To select the best one, think about how you shoot. Some people prefer a single huge backpack that holds everything, while others prefer various cases. Both are effective at keeping equipment secure. If you often travel with equipment, be aware of any airline rules that may limit what you may bring on the plane. It is never a good idea to leave fragile electrical equipment with baggage handlers.
A 5-in-1 reflector is a low-cost technique to boost the quality of your final image. It’s five reflectors in one, as the name suggests. White, gold, silver, gold and silver, and dispersion are all combined in one. And if you acquire a foldable one, it won’t take up much room and will be useful in a variety of circumstances.

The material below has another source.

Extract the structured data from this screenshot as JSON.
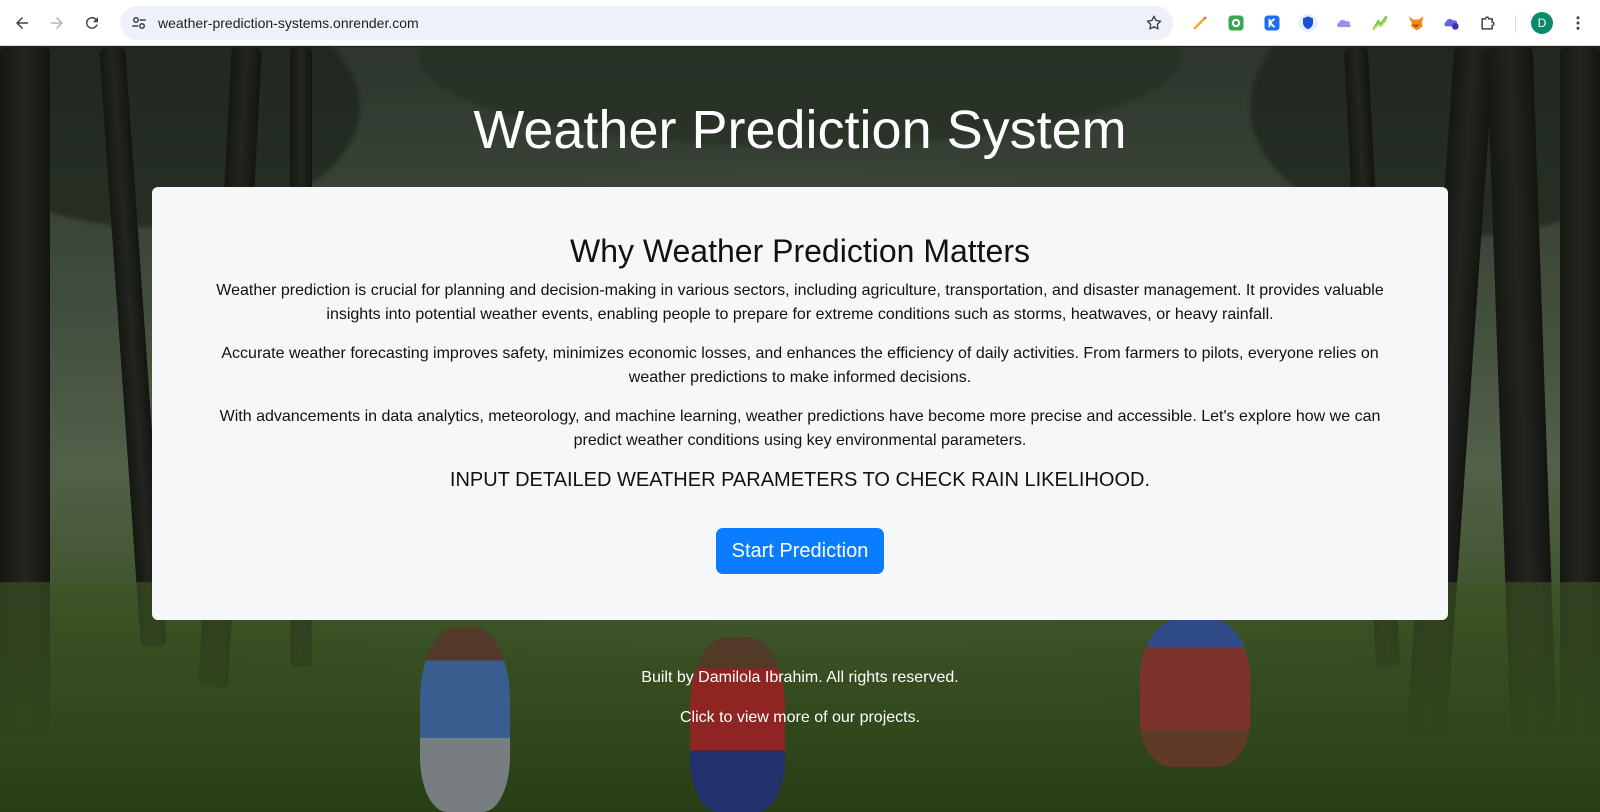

Assume you’re shooting outside with only one light source, such as the sun or a single lamp. Place your subject such that the light shines on one side. Then, using the reflector, return the light to your subject to fill in the shadows produced by the light. White, silver, and gold reflectors come in helpful here. Reflectors have been used to shade a subject, disperse light onto a subject, and prevent wind.
You’ll have no idea what the microphone is picking up until you monitor what you’re recording. Instead of relying on meters, use headphones to check the audio you’re capturing. They do not include any undesirable noises.
Fieldwork is best done with closed-back headphones. They assist in isolating the listener from external sounds. Any headphones, on the other hand, are preferable to none. In a pinch, even the headphones that come with your phone can suffice.
If you want high-quality audio, utilize an external microphone. The good thing is that you can utilize a variety of microphones. Initially, any microphone other than the on-camera one would provide a superior outcome. However, if you dig a bit further, you will discover that there are two sorts of microphones, to begin with.
The top camera type is first. It will be an improvement, regardless of whatever top camera microphone, you select. The most significant disadvantage of a top camera mic is its position. To get the loudest input, get the mic as close to the sound source as possible without being in the picture.
This is where the second most frequent type of microphone, the lavalier, comes into play; if you can attach it well to your subject, this is a terrific alternative. If you need to conceal the microphone, like in a narrative film, use tape to connect it to a subject’s skin, beneath clothing. Put it on a collar if seeing the microphone isn’t an issue, such as on the evening news or during an interview. Make sure the microphone is not receiving extraneous sounds from long hair or loose clothes.